The spending caps in Canada and the UK have been in place for more than a century,16 and both countries limit expenditures by the political parties as well; US$24.9 million in Britain, in Canada US$21.0 million. Individual candidates can spend no more than US$91,700 in Canada and US$131,000 in Britain: trifles compared to the millions their American counterparts must raise. And isn’t $100,000, plus-or-minus, adequate? Are these countries less well governed? Are their democracies intact?
Ours is not: it has been eroding for at least five decades. Reclaiming it seems unlikely in five more, given the status quo, except for this concept of spending caps. It is an arrow straight to oligarchy’s Achilles heel.
So there you have it, beleaguered men and women of the U.S. Congress. You can emasculate Big Money by legislating spending caps. Then you’ll need only enough 10 financing to inform your voters, and you can raise this trifle during coffee breaks from shallower pockets. You are obligated now only to your constituents, freed immediately from the influence of immense wealth and the need to court it. You can govern full time.
And not the least benefit: democracy can recover as oligarchy withers.
The challenge here is not to reinstate spending limits immediately or even soon. Given Mitch McConnell and Donald Trump, snowballs come to mind again. But so does the 2020 election, and it promises to be a game changer.

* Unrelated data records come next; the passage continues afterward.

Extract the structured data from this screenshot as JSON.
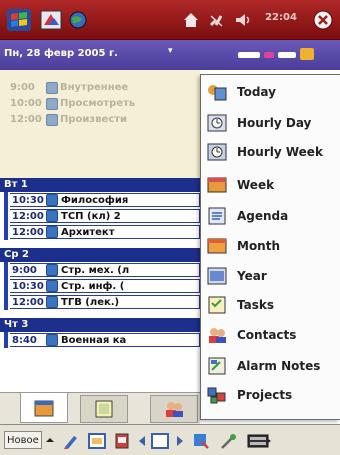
{
  "titlebar": {
    "clock": "22:04",
    "start_icon": "windows-flag-icon",
    "icons": [
      "calendar-app-icon",
      "globe-icon",
      "home-icon",
      "signal-icon",
      "volume-icon",
      "close-icon"
    ]
  },
  "datebar": {
    "date": "Пн, 28 февр 2005 г.",
    "dropdown": "▾"
  },
  "allday": [
    {
      "time": "9:00",
      "title": "Внутреннее"
    },
    {
      "time": "10:00",
      "title": "Просмотреть"
    },
    {
      "time": "12:00",
      "title": "Произвести"
    }
  ],
  "days": [
    {
      "header": "Вт 1",
      "entries": [
        {
          "time": "10:30",
          "title": "Философия"
        },
        {
          "time": "12:00",
          "title": "ТСП (кл) 2"
        },
        {
          "time": "12:00",
          "title": "Архитект"
        }
      ]
    },
    {
      "header": "Ср 2",
      "entries": [
        {
          "time": "9:00",
          "title": "Стр. мех. (л"
        },
        {
          "time": "10:30",
          "title": "Стр. инф. ("
        },
        {
          "time": "12:00",
          "title": "ТГВ (лек.)"
        }
      ]
    },
    {
      "header": "Чт 3",
      "entries": [
        {
          "time": "8:40",
          "title": "Военная ка"
        }
      ]
    }
  ],
  "menu": [
    {
      "label": "Today",
      "icon": "today-icon"
    },
    {
      "label": "Hourly Day",
      "icon": "hourly-day-icon"
    },
    {
      "label": "Hourly Week",
      "icon": "hourly-week-icon"
    },
    {
      "label": "Week",
      "icon": "week-icon"
    },
    {
      "label": "Agenda",
      "icon": "agenda-icon"
    },
    {
      "label": "Month",
      "icon": "month-icon"
    },
    {
      "label": "Year",
      "icon": "year-icon"
    },
    {
      "label": "Tasks",
      "icon": "tasks-icon"
    },
    {
      "label": "Contacts",
      "icon": "contacts-icon"
    },
    {
      "label": "Alarm Notes",
      "icon": "alarm-notes-icon"
    },
    {
      "label": "Projects",
      "icon": "projects-icon"
    }
  ],
  "tabs": [
    "calendar-tab-icon",
    "notes-tab-icon",
    "contacts-tab-icon"
  ],
  "cmdbar": {
    "new_label": "Новое",
    "icons": [
      "new-dropdown-icon",
      "pen-icon",
      "calendar-view-icon",
      "delete-icon",
      "prev-icon",
      "day-view-icon",
      "next-icon",
      "find-icon",
      "tools-icon",
      "keyboard-icon"
    ]
  },
  "colors": {
    "titlebar": "#9c1f1f",
    "datebar": "#5a4cac",
    "day_header": "#1c2f8a",
    "allday_bg": "#f4efd6"
  }
}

First spending limits. Then the Green New Deal. 11
Richard W. Behan
Richard W. Behan is professor emeritus of natural resource policy and dean emeritus of the School of Forestry at Northern Arizona University in Flagstaff, Arizona.

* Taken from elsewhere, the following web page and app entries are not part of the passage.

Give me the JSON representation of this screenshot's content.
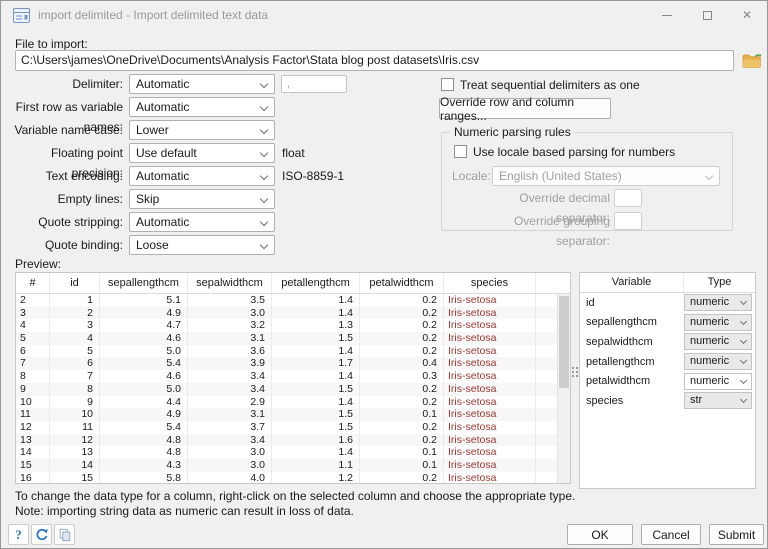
{
  "window": {
    "title": "import delimited - Import delimited text data",
    "controls": {
      "close": "✕"
    }
  },
  "file": {
    "label": "File to import:",
    "path": "C:\\Users\\james\\OneDrive\\Documents\\Analysis Factor\\Stata blog post datasets\\Iris.csv"
  },
  "options": {
    "delimiter": {
      "label": "Delimiter:",
      "value": "Automatic",
      "custom_value": ","
    },
    "first_row": {
      "label": "First row as variable names:",
      "value": "Automatic"
    },
    "name_case": {
      "label": "Variable name case:",
      "value": "Lower"
    },
    "precision": {
      "label": "Floating point precision:",
      "value": "Use default",
      "suffix": "float"
    },
    "encoding": {
      "label": "Text encoding:",
      "value": "Automatic",
      "suffix": "ISO-8859-1"
    },
    "empty_lines": {
      "label": "Empty lines:",
      "value": "Skip"
    },
    "quote_stripping": {
      "label": "Quote stripping:",
      "value": "Automatic"
    },
    "quote_binding": {
      "label": "Quote binding:",
      "value": "Loose"
    }
  },
  "right_panel": {
    "sequential_checkbox": "Treat sequential delimiters as one",
    "override_button": "Override row and column ranges...",
    "numeric_group": {
      "title": "Numeric parsing rules",
      "locale_checkbox": "Use locale based parsing for numbers",
      "locale_label": "Locale:",
      "locale_value": "English (United States)",
      "decimal_label": "Override decimal separator:",
      "grouping_label": "Override grouping separator:"
    }
  },
  "preview": {
    "label": "Preview:",
    "columns": [
      "#",
      "id",
      "sepallengthcm",
      "sepalwidthcm",
      "petallengthcm",
      "petalwidthcm",
      "species"
    ],
    "rows": [
      [
        "2",
        "1",
        "5.1",
        "3.5",
        "1.4",
        "0.2",
        "Iris-setosa"
      ],
      [
        "3",
        "2",
        "4.9",
        "3.0",
        "1.4",
        "0.2",
        "Iris-setosa"
      ],
      [
        "4",
        "3",
        "4.7",
        "3.2",
        "1.3",
        "0.2",
        "Iris-setosa"
      ],
      [
        "5",
        "4",
        "4.6",
        "3.1",
        "1.5",
        "0.2",
        "Iris-setosa"
      ],
      [
        "6",
        "5",
        "5.0",
        "3.6",
        "1.4",
        "0.2",
        "Iris-setosa"
      ],
      [
        "7",
        "6",
        "5.4",
        "3.9",
        "1.7",
        "0.4",
        "Iris-setosa"
      ],
      [
        "8",
        "7",
        "4.6",
        "3.4",
        "1.4",
        "0.3",
        "Iris-setosa"
      ],
      [
        "9",
        "8",
        "5.0",
        "3.4",
        "1.5",
        "0.2",
        "Iris-setosa"
      ],
      [
        "10",
        "9",
        "4.4",
        "2.9",
        "1.4",
        "0.2",
        "Iris-setosa"
      ],
      [
        "11",
        "10",
        "4.9",
        "3.1",
        "1.5",
        "0.1",
        "Iris-setosa"
      ],
      [
        "12",
        "11",
        "5.4",
        "3.7",
        "1.5",
        "0.2",
        "Iris-setosa"
      ],
      [
        "13",
        "12",
        "4.8",
        "3.4",
        "1.6",
        "0.2",
        "Iris-setosa"
      ],
      [
        "14",
        "13",
        "4.8",
        "3.0",
        "1.4",
        "0.1",
        "Iris-setosa"
      ],
      [
        "15",
        "14",
        "4.3",
        "3.0",
        "1.1",
        "0.1",
        "Iris-setosa"
      ],
      [
        "16",
        "15",
        "5.8",
        "4.0",
        "1.2",
        "0.2",
        "Iris-setosa"
      ]
    ]
  },
  "types": {
    "columns": [
      "Variable",
      "Type"
    ],
    "rows": [
      {
        "variable": "id",
        "type": "numeric",
        "active": false
      },
      {
        "variable": "sepallengthcm",
        "type": "numeric",
        "active": false
      },
      {
        "variable": "sepalwidthcm",
        "type": "numeric",
        "active": false
      },
      {
        "variable": "petallengthcm",
        "type": "numeric",
        "active": false
      },
      {
        "variable": "petalwidthcm",
        "type": "numeric",
        "active": true
      },
      {
        "variable": "species",
        "type": "str",
        "active": false
      }
    ]
  },
  "footer": {
    "hint1": "To change the data type for a column, right-click on the selected column and choose the appropriate type.",
    "hint2": "Note: importing string data as numeric can result in loss of data.",
    "help_label": "?",
    "ok": "OK",
    "cancel": "Cancel",
    "submit": "Submit"
  },
  "icons": {
    "titlebar": "form-dialog-icon",
    "browse": "folder-icon",
    "help": "question-mark-icon",
    "refresh": "refresh-icon",
    "copy": "copy-icon"
  },
  "colors": {
    "species_text": "#9c3732",
    "folder_yellow": "#e8b04b",
    "accent_blue": "#2e74c9",
    "background": "#f0f0f0"
  }
}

1 For a detailed accounting of the Koch brothers’ influence, see Jane Mayer, Dark Money, New York: Doubleday, 2016.
2. Senate Majority Leader Mitch McConnell will not, he has said, even bring it to the floor—a stark example of the status quo’s toxicity and the need for wholesale reform.
10 “Democratic Differences: What the Brits and the Americans should teach each other about elections,” by Anne Applebaum in Slate, April 16, 2015.
12 A new Tillman Act would have to outlaw PACs, the mechanism through which corporations contribute to campaigns. Technically, corporations are still prohibited from contributing directly. Empirically the prohibition is meaningless.
13 See the website for the Institute for Democracy and Electoral Assistance. It has an immense searchable information base, here
14 See Federal Corrupt Practices.
16 The figures in this paragraph are found on the website noted above, for The Institute for Democracy and Electoral Assistance.